Carissa is a teacher, mother, wife, and writer who lives in the Pacific Northwest. Now in her mid-thirties, she has lived with bipolar since she was a teen, as well as having a diagnosis of generalized anxiety disorder and C-PTSD. She also lives with blinding ocular migraines and Ankylosing Spondylitis (a genetic condition that causes back pain through bone damage as well as sever eye pain through nerve damage). While terrified of needles, she successfully gives herself the necessary injections to keep her AS manageable, and works with a service dog to differentiate between the eye pain caused by migraines and the one caused by the AS. She’s turned her bipolar sleep schedule into something she can use to her advantage, working on her second Master’s through an online program during bouts of insomnia.

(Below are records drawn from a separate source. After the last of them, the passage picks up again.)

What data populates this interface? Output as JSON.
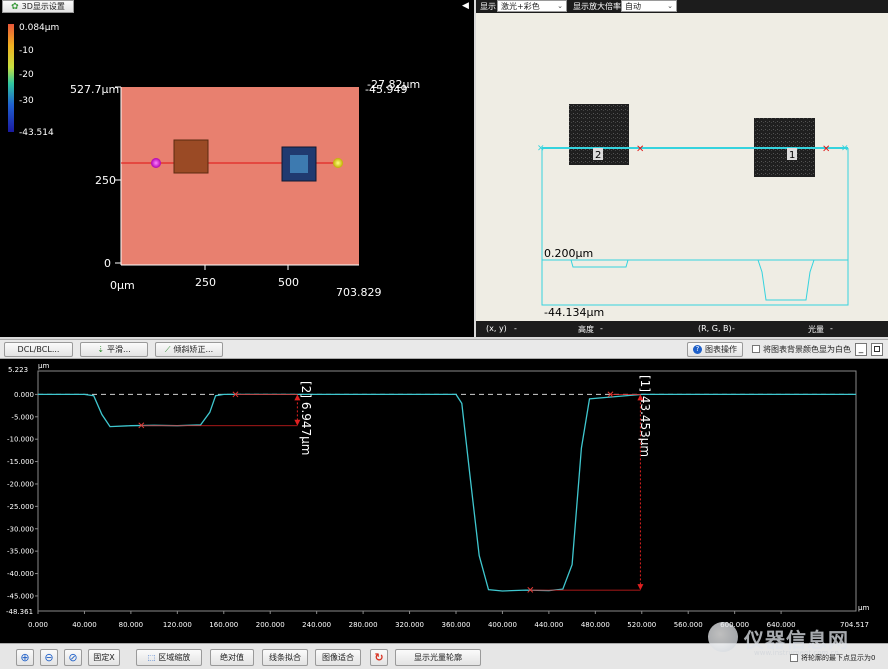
{
  "left_panel": {
    "tab_label": "3D显示设置",
    "colorbar_ticks": [
      "0.084µm",
      "-10",
      "-20",
      "-30",
      "-43.514"
    ],
    "y_top_label": "527.7µm",
    "right_label": "-27.82µm",
    "overlap_label": "-45.949",
    "y_tick_250": "250",
    "y_tick_0": "0",
    "x_ticks": [
      "0µm",
      "250",
      "500"
    ],
    "x_end_label": "703.829"
  },
  "right_panel": {
    "display_label": "显示",
    "display_mode": "激光+彩色",
    "zoom_label": "显示放大倍率",
    "zoom_value": "自动",
    "marker_2": "2",
    "marker_1": "1",
    "profile_top_value": "0.200µm",
    "profile_bottom_value": "-44.134µm",
    "status": {
      "xy": "(x, y)",
      "height": "高度",
      "rgb": "(R, G, B)",
      "light": "光量",
      "dash": "-"
    }
  },
  "toolbar": {
    "dcl_button": "DCL/BCL...",
    "smooth_button": "平滑...",
    "tilt_button": "倾斜矫正...",
    "image_ops_button": "图表操作",
    "white_bg_label": "将图表背景颜色显为白色"
  },
  "profile_chart": {
    "unit_y": "µm",
    "unit_x": "µm",
    "top_label": "5.223",
    "bottom_label": "-48.361",
    "end_label": "704.517",
    "dim2_label": "[2] 6.947µm",
    "dim1_label": "[1] 43.453µm"
  },
  "chart_data": {
    "type": "line",
    "series": [
      {
        "x": [
          0,
          40,
          48,
          55,
          62,
          80,
          100,
          120,
          140,
          148,
          153,
          160,
          240,
          320,
          360,
          365,
          372,
          380,
          388,
          400,
          420,
          440,
          452,
          460,
          468,
          475,
          520,
          560,
          600,
          640,
          704.517
        ],
        "y": [
          0,
          0,
          -0.3,
          -4.5,
          -7.2,
          -7.0,
          -6.9,
          -7.0,
          -6.8,
          -4.0,
          -0.3,
          0,
          0,
          0,
          0,
          -2.0,
          -18.0,
          -36.0,
          -43.6,
          -43.9,
          -43.7,
          -43.8,
          -43.5,
          -38.0,
          -12.0,
          -1.0,
          0,
          0,
          0,
          0,
          0
        ]
      }
    ],
    "xlabel": "µm",
    "ylabel": "µm",
    "xlim": [
      0,
      704.517
    ],
    "ylim": [
      -48.361,
      5.223
    ],
    "x_ticks": [
      "0.000",
      "40.000",
      "80.000",
      "120.000",
      "160.000",
      "200.000",
      "240.000",
      "280.000",
      "320.000",
      "360.000",
      "400.000",
      "440.000",
      "480.000",
      "520.000",
      "560.000",
      "600.000",
      "640.000"
    ],
    "x_tick_values": [
      0,
      40,
      80,
      120,
      160,
      200,
      240,
      280,
      320,
      360,
      400,
      440,
      480,
      520,
      560,
      600,
      640
    ],
    "y_ticks": [
      "0.000",
      "-5.000",
      "-10.000",
      "-15.000",
      "-20.000",
      "-25.000",
      "-30.000",
      "-35.000",
      "-40.000",
      "-45.000"
    ],
    "y_tick_values": [
      0,
      -5,
      -10,
      -15,
      -20,
      -25,
      -30,
      -35,
      -40,
      -45
    ],
    "markers": [
      {
        "x": 89,
        "y": -7.0
      },
      {
        "x": 170,
        "y": 0
      },
      {
        "x": 424,
        "y": -43.7
      },
      {
        "x": 493,
        "y": 0
      }
    ],
    "dimensions": [
      {
        "name": "[2]",
        "value": 6.947,
        "unit": "µm"
      },
      {
        "name": "[1]",
        "value": 43.453,
        "unit": "µm"
      }
    ],
    "grid": false,
    "line_color": "#3fc7cf",
    "marker_color": "#e53935",
    "dimension_color": "#e02020"
  },
  "bottom_bar": {
    "fix_x_button": "固定X",
    "zoom_region_button": "区域缩放",
    "absolute_button": "绝对值",
    "line_fit_button": "线条拟合",
    "image_fit_button": "图像适合",
    "show_profile_button": "显示光量轮廓",
    "bottom_checkbox_label": "将轮廓的最下点显示为0"
  },
  "watermark": "仪器信息网",
  "watermark_sub": "www.instrument.com.cn"
}
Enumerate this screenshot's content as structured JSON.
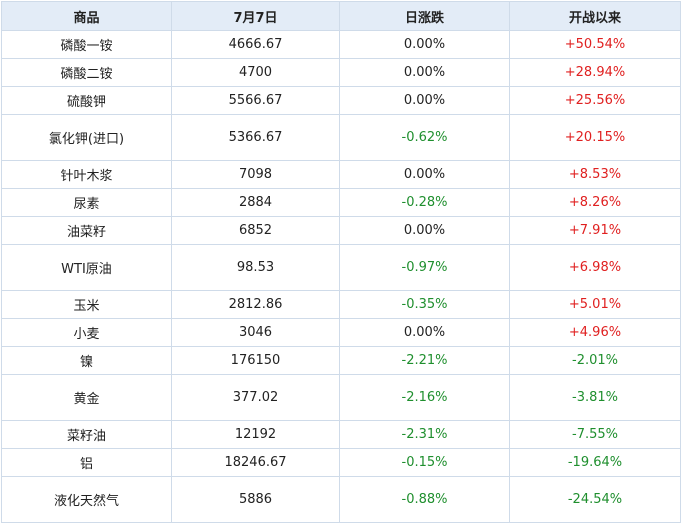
{
  "headers": [
    "商品",
    "7月7日",
    "日涨跌",
    "开战以来"
  ],
  "rows": [
    {
      "name": "磷酸一铵",
      "price": "4666.67",
      "daily": "0.00%",
      "since": "+50.54%"
    },
    {
      "name": "磷酸二铵",
      "price": "4700",
      "daily": "0.00%",
      "since": "+28.94%"
    },
    {
      "name": "硫酸钾",
      "price": "5566.67",
      "daily": "0.00%",
      "since": "+25.56%"
    },
    {
      "name": "氯化钾(进口)",
      "price": "5366.67",
      "daily": "-0.62%",
      "since": "+20.15%"
    },
    {
      "name": "针叶木浆",
      "price": "7098",
      "daily": "0.00%",
      "since": "+8.53%"
    },
    {
      "name": "尿素",
      "price": "2884",
      "daily": "-0.28%",
      "since": "+8.26%"
    },
    {
      "name": "油菜籽",
      "price": "6852",
      "daily": "0.00%",
      "since": "+7.91%"
    },
    {
      "name": "WTI原油",
      "price": "98.53",
      "daily": "-0.97%",
      "since": "+6.98%"
    },
    {
      "name": "玉米",
      "price": "2812.86",
      "daily": "-0.35%",
      "since": "+5.01%"
    },
    {
      "name": "小麦",
      "price": "3046",
      "daily": "0.00%",
      "since": "+4.96%"
    },
    {
      "name": "镍",
      "price": "176150",
      "daily": "-2.21%",
      "since": "-2.01%"
    },
    {
      "name": "黄金",
      "price": "377.02",
      "daily": "-2.16%",
      "since": "-3.81%"
    },
    {
      "name": "菜籽油",
      "price": "12192",
      "daily": "-2.31%",
      "since": "-7.55%"
    },
    {
      "name": "铝",
      "price": "18246.67",
      "daily": "-0.15%",
      "since": "-19.64%"
    },
    {
      "name": "液化天然气",
      "price": "5886",
      "daily": "-0.88%",
      "since": "-24.54%"
    }
  ],
  "colors": {
    "positive": "#e02020",
    "negative": "#1f8f2e",
    "header_bg": "#e3ecf7",
    "border": "#cfdbe9"
  }
}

Carissa has provided safe living spaces to individuals with mental health disabilities over the past decade, in her home, and has traveled with her students to the hospital when they were experiencing suicidal ideation. No one that knew her was surprised, as she first took a friend to the hospital to thwart his suicide attempt when she was 12. She is a firm believer in the idea that counseling, sunshine, medication, and safety all can play a vital role in living with a mental health challenge, but that neurodiversity has its positives.